In the entries below, find every line with the string "Testimonial" and copy it.

(App and web page records)
##########
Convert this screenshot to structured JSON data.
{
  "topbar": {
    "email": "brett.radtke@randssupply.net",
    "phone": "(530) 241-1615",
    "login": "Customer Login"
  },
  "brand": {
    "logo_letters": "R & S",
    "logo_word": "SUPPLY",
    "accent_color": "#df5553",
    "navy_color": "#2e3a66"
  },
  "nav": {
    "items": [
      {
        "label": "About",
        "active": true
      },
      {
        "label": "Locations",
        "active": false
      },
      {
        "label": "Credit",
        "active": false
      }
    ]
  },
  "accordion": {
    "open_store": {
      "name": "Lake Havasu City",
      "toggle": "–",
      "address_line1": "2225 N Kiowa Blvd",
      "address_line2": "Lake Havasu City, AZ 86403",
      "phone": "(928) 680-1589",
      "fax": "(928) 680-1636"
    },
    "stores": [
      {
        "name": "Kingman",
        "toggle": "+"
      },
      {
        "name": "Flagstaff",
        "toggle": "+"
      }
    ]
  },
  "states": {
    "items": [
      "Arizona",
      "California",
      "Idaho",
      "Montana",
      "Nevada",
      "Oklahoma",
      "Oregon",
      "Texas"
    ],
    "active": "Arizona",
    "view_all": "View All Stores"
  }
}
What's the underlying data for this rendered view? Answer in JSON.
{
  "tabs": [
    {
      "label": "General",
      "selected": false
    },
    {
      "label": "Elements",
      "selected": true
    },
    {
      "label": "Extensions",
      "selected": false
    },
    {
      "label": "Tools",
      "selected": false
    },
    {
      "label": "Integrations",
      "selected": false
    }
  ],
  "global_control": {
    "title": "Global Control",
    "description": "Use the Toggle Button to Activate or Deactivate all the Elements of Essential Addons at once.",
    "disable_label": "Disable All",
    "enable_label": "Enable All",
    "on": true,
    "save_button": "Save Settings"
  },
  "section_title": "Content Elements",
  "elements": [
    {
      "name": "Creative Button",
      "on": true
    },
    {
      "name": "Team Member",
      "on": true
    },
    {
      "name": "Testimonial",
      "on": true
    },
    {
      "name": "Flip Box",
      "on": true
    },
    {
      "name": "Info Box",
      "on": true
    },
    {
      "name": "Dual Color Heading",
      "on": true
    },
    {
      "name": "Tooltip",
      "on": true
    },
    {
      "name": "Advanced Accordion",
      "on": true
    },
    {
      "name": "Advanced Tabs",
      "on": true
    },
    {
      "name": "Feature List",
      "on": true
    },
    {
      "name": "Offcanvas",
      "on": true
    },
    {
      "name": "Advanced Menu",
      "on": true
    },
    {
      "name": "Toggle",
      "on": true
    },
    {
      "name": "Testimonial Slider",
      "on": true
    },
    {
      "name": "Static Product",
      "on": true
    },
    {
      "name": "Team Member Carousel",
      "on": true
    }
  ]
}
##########
*WRITTEN SOLUTION*.
      "name": "Testimonial",
      "name": "Testimonial Slider",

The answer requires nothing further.